There is little doubt that the book of Romans is one of the most influential books of the New Testament (NT). The book focuses on the heart of Christianity: salvation through the sacrifice of Christ (3:23-24), salvation through faith and not works (3:28), and that worship is a sacrificial act on our part (12:1).

Romans was written by Paul. Not only is this made evident by the fact that the author names himself 'Paul' in the first verse (indeed, fist word) of the book, but the writing and theology of the book is clearly Pauline. Paul wrote Romans sometime around the spring of A.D. 57. It is highly likely that Paul wrote Romans while travelling through Corinth and heading for Spain. Luke reports:

Now after these events Paul resolved in the Spirit to pass through Macedonia and Achaia and go to Jerusalem, saying, 'After I have been there, I must also see Rome.' And having sent into Macedonia two of his helpers, Timothy and Erastus, he himself stayed in Asia for a while. (Acts 19:21-22 ESV)

And Paul writes in Romans 15:24-26:

I hope to see you in passing as I go to Spain, and to be helped on my journey there by you, once I have enjoyed your company for a while. At present, however, I am going to Jerusalem bringing aid to the saints. For Macedonia and Achaia have been pleased to make some contribution for the poor among the saints at Jerusalem. (ESV)

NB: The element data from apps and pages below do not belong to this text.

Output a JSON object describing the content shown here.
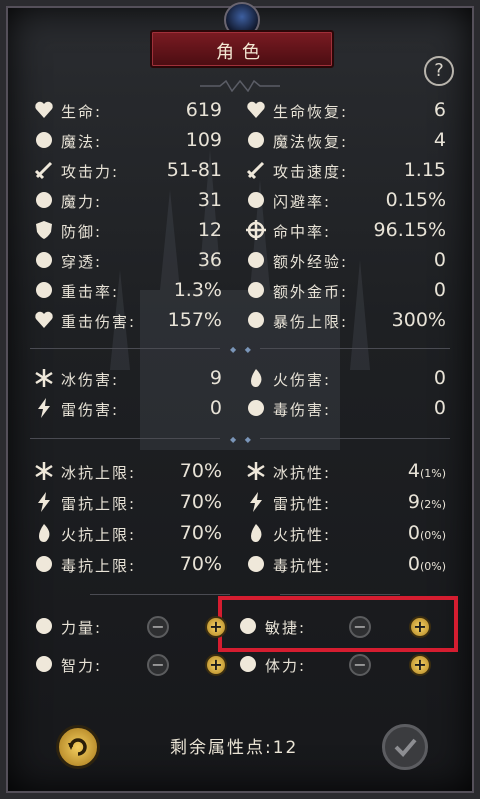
{
  "header": {
    "title": "角色"
  },
  "help_label": "?",
  "stats_top": [
    {
      "icon": "heart-icon",
      "label": "生命:",
      "value": "619"
    },
    {
      "icon": "heart-plus-icon",
      "label": "生命恢复:",
      "value": "6"
    },
    {
      "icon": "magic-swirl-icon",
      "label": "魔法:",
      "value": "109"
    },
    {
      "icon": "magic-plus-icon",
      "label": "魔法恢复:",
      "value": "4"
    },
    {
      "icon": "sword-icon",
      "label": "攻击力:",
      "value": "51-81"
    },
    {
      "icon": "speed-sword-icon",
      "label": "攻击速度:",
      "value": "1.15"
    },
    {
      "icon": "magic-power-icon",
      "label": "魔力:",
      "value": "31"
    },
    {
      "icon": "dodge-figure-icon",
      "label": "闪避率:",
      "value": "0.15%"
    },
    {
      "icon": "shield-icon",
      "label": "防御:",
      "value": "12"
    },
    {
      "icon": "crosshair-icon",
      "label": "命中率:",
      "value": "96.15%"
    },
    {
      "icon": "pierce-icon",
      "label": "穿透:",
      "value": "36"
    },
    {
      "icon": "exp-arrows-icon",
      "label": "额外经验:",
      "value": "0"
    },
    {
      "icon": "critical-icon",
      "label": "重击率:",
      "value": "1.3%"
    },
    {
      "icon": "coins-icon",
      "label": "额外金币:",
      "value": "0"
    },
    {
      "icon": "broken-heart-icon",
      "label": "重击伤害:",
      "value": "157%"
    },
    {
      "icon": "burst-icon",
      "label": "暴伤上限:",
      "value": "300%"
    }
  ],
  "stats_element": [
    {
      "icon": "ice-icon",
      "label": "冰伤害:",
      "value": "9"
    },
    {
      "icon": "fire-icon",
      "label": "火伤害:",
      "value": "0"
    },
    {
      "icon": "lightning-icon",
      "label": "雷伤害:",
      "value": "0"
    },
    {
      "icon": "poison-icon",
      "label": "毒伤害:",
      "value": "0"
    }
  ],
  "stats_resist": [
    {
      "icon": "ice-resist-cap-icon",
      "label": "冰抗上限:",
      "value": "70%",
      "sub": ""
    },
    {
      "icon": "ice-resist-icon",
      "label": "冰抗性:",
      "value": "4",
      "sub": "(1%)"
    },
    {
      "icon": "lightning-resist-cap-icon",
      "label": "雷抗上限:",
      "value": "70%",
      "sub": ""
    },
    {
      "icon": "lightning-resist-icon",
      "label": "雷抗性:",
      "value": "9",
      "sub": "(2%)"
    },
    {
      "icon": "fire-resist-cap-icon",
      "label": "火抗上限:",
      "value": "70%",
      "sub": ""
    },
    {
      "icon": "fire-resist-icon",
      "label": "火抗性:",
      "value": "0",
      "sub": "(0%)"
    },
    {
      "icon": "poison-resist-cap-icon",
      "label": "毒抗上限:",
      "value": "70%",
      "sub": ""
    },
    {
      "icon": "poison-resist-icon",
      "label": "毒抗性:",
      "value": "0",
      "sub": "(0%)"
    }
  ],
  "attributes": [
    {
      "icon": "strength-arm-icon",
      "label": "力量:"
    },
    {
      "icon": "agility-runner-icon",
      "label": "敏捷:"
    },
    {
      "icon": "brain-icon",
      "label": "智力:"
    },
    {
      "icon": "body-icon",
      "label": "体力:"
    }
  ],
  "remaining_points": "剩余属性点:12",
  "colors": {
    "accent_red": "#d51d30",
    "gold": "#f4cf60",
    "header_red": "#7a1b22"
  }
}
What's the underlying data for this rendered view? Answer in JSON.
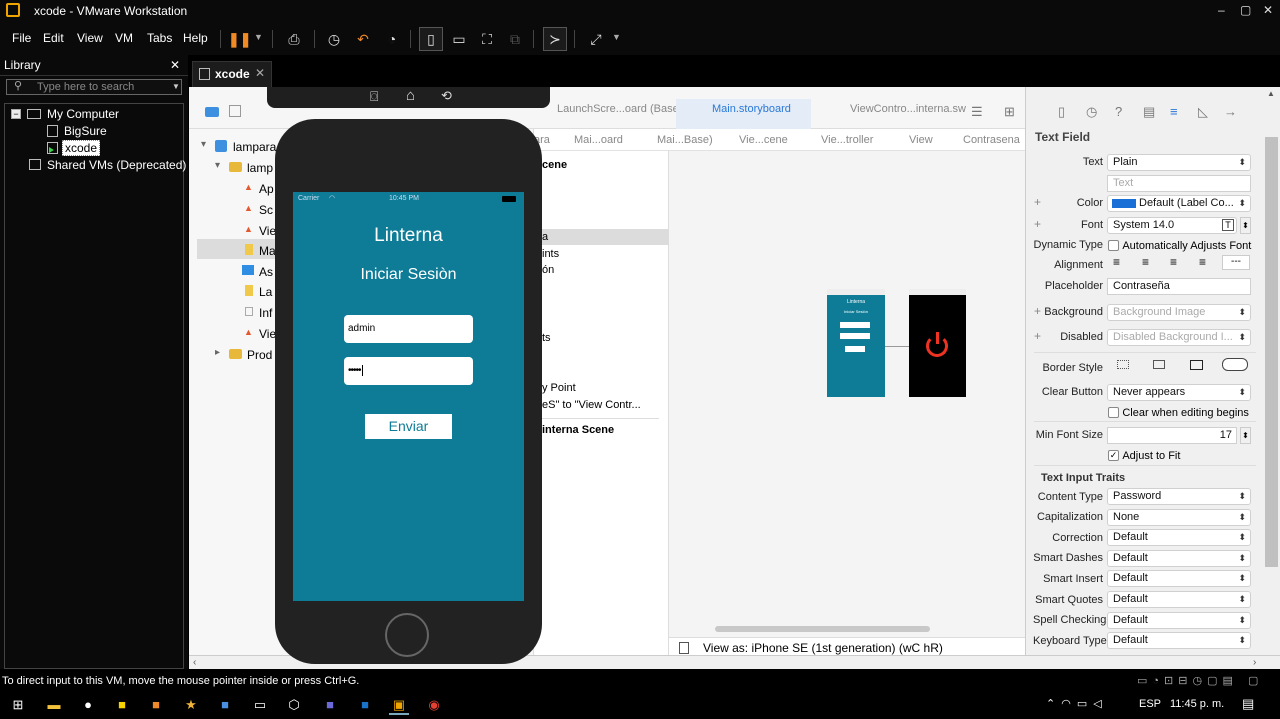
{
  "window": {
    "title": "xcode - VMware Workstation",
    "minimize": "–",
    "maximize": "▢",
    "close": "✕"
  },
  "menu": [
    "File",
    "Edit",
    "View",
    "VM",
    "Tabs",
    "Help"
  ],
  "library": {
    "title": "Library",
    "close": "✕",
    "search_placeholder": "Type here to search",
    "tree": [
      {
        "label": "My Computer",
        "icon": "computer-icon",
        "expander": "−"
      },
      {
        "label": "BigSure",
        "icon": "vm-icon"
      },
      {
        "label": "xcode",
        "icon": "vm-running-icon",
        "selected": true
      },
      {
        "label": "Shared VMs (Deprecated)",
        "icon": "shared-vms-icon"
      }
    ]
  },
  "vm_tab": {
    "label": "xcode",
    "close": "✕"
  },
  "xcode": {
    "file_tabs": [
      "LaunchScre...oard (Base)",
      "Main.storyboard",
      "ViewContro...interna.sw"
    ],
    "jump_bar": [
      "ara",
      "Mai...oard",
      "Mai...Base)",
      "Vie...cene",
      "Vie...troller",
      "View",
      "Contrasena"
    ],
    "navigator": {
      "items": [
        {
          "label": "lampara",
          "level": 0,
          "expander": "▾"
        },
        {
          "label": "lamp",
          "level": 1,
          "expander": "▾"
        },
        {
          "label": "Ap",
          "level": 2
        },
        {
          "label": "Sc",
          "level": 2
        },
        {
          "label": "Vie",
          "level": 2
        },
        {
          "label": "Ma",
          "level": 2,
          "selected": true
        },
        {
          "label": "As",
          "level": 2
        },
        {
          "label": "La",
          "level": 2
        },
        {
          "label": "Inf",
          "level": 2
        },
        {
          "label": "Vie",
          "level": 2
        },
        {
          "label": "Prod",
          "level": 1,
          "expander": "▸"
        }
      ]
    },
    "outline": [
      "cene",
      "a",
      "ints",
      "ón",
      "ts",
      "y Point",
      "eS\" to \"View Contr...",
      "interna Scene"
    ],
    "canvas": {
      "view_as": "View as: iPhone SE (1st generation) (wC hR)",
      "scene1_title": "Linterna",
      "scene1_subtitle": "Iniciar Sesiòn"
    },
    "inspector": {
      "section": "Text Field",
      "text_label": "Text",
      "text_value": "Plain",
      "text_placeholder": "Text",
      "color_label": "Color",
      "color_value": "Default (Label Co...",
      "color_swatch": "#1a6fd6",
      "font_label": "Font",
      "font_value": "System 14.0",
      "dynamic_type_label": "Dynamic Type",
      "dynamic_type_value": "Automatically Adjusts Font",
      "alignment_label": "Alignment",
      "placeholder_label": "Placeholder",
      "placeholder_value": "Contraseña",
      "background_label": "Background",
      "background_value": "Background Image",
      "disabled_label": "Disabled",
      "disabled_value": "Disabled Background I...",
      "border_style_label": "Border Style",
      "clear_button_label": "Clear Button",
      "clear_button_value": "Never appears",
      "clear_editing": "Clear when editing begins",
      "min_font_label": "Min Font Size",
      "min_font_value": "17",
      "adjust_fit": "Adjust to Fit",
      "traits_title": "Text Input Traits",
      "traits": [
        {
          "label": "Content Type",
          "value": "Password"
        },
        {
          "label": "Capitalization",
          "value": "None"
        },
        {
          "label": "Correction",
          "value": "Default"
        },
        {
          "label": "Smart Dashes",
          "value": "Default"
        },
        {
          "label": "Smart Insert",
          "value": "Default"
        },
        {
          "label": "Smart Quotes",
          "value": "Default"
        },
        {
          "label": "Spell Checking",
          "value": "Default"
        },
        {
          "label": "Keyboard Type",
          "value": "Default"
        }
      ]
    }
  },
  "simulator": {
    "carrier": "Carrier",
    "time": "10:45 PM",
    "title": "Linterna",
    "subtitle": "Iniciar Sesiòn",
    "user_value": "admin",
    "password_value": "•••••",
    "send": "Enviar",
    "screen_color": "#0e7c97"
  },
  "status": {
    "hint": "To direct input to this VM, move the mouse pointer inside or press Ctrl+G."
  },
  "taskbar": {
    "lang": "ESP",
    "time": "11:45 p. m."
  }
}
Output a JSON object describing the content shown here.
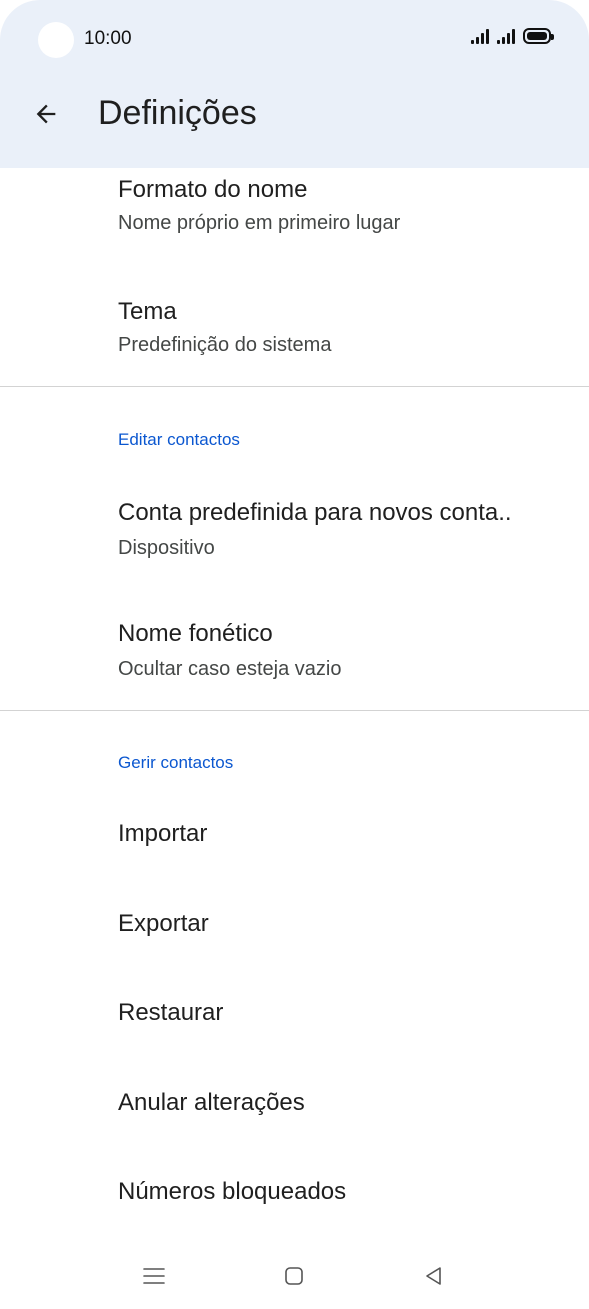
{
  "status_bar": {
    "time": "10:00",
    "icons": [
      "signal-icon",
      "signal-icon",
      "battery-icon"
    ]
  },
  "app_bar": {
    "title": "Definições",
    "back_icon": "arrow-back-icon"
  },
  "items": {
    "name_format": {
      "title": "Formato do nome",
      "subtitle": "Nome próprio em primeiro lugar"
    },
    "theme": {
      "title": "Tema",
      "subtitle": "Predefinição do sistema"
    },
    "default_account": {
      "title": "Conta predefinida para novos conta..",
      "subtitle": "Dispositivo"
    },
    "phonetic_name": {
      "title": "Nome fonético",
      "subtitle": "Ocultar caso esteja vazio"
    },
    "import": {
      "title": "Importar"
    },
    "export": {
      "title": "Exportar"
    },
    "restore": {
      "title": "Restaurar"
    },
    "undo_changes": {
      "title": "Anular alterações"
    },
    "blocked_numbers": {
      "title": "Números bloqueados"
    }
  },
  "sections": {
    "edit_contacts": "Editar contactos",
    "manage_contacts": "Gerir contactos"
  },
  "nav_bar": {
    "icons": [
      "menu-icon",
      "home-icon",
      "back-triangle-icon"
    ]
  },
  "colors": {
    "header_bg": "#eaf0f9",
    "accent": "#0b57d0",
    "divider": "#d3d3d3"
  }
}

Moreover, in 1929, archaeologists unearthed limestone paving blocks in Corinth with the inscription: "ERASTVS PRO AEDILIT[AT]E S[UA] P[ECUNIA] STRAVIT" ("Erastus in return for his aedileship laid [the pavement] at his own expense"). An aedile was a comissioner of public works. Since "Erastus" is an uncommon name, it is likely that this was the same person as the person who Paul sends his greetings from (Romans 16:23).

Paul's epistles are ordered according to descending length in the NT. Thus, since Romans is Paul's longest epistle, it appears first. The central theme of Romans is salvation: salvation is a free gift of God received through faith alone. Romans may be divided into three sections. The first section (chapter 1-8) is chiefly the theological or doctrinal section. The second section (chapters 9-11) is an aside in which Paul discusses the rejection of the gospel by the Jews. Finally, the last section (chapters 12-16) focuses more on practical application.

Romans is a wonderful book, well worth the time to study it.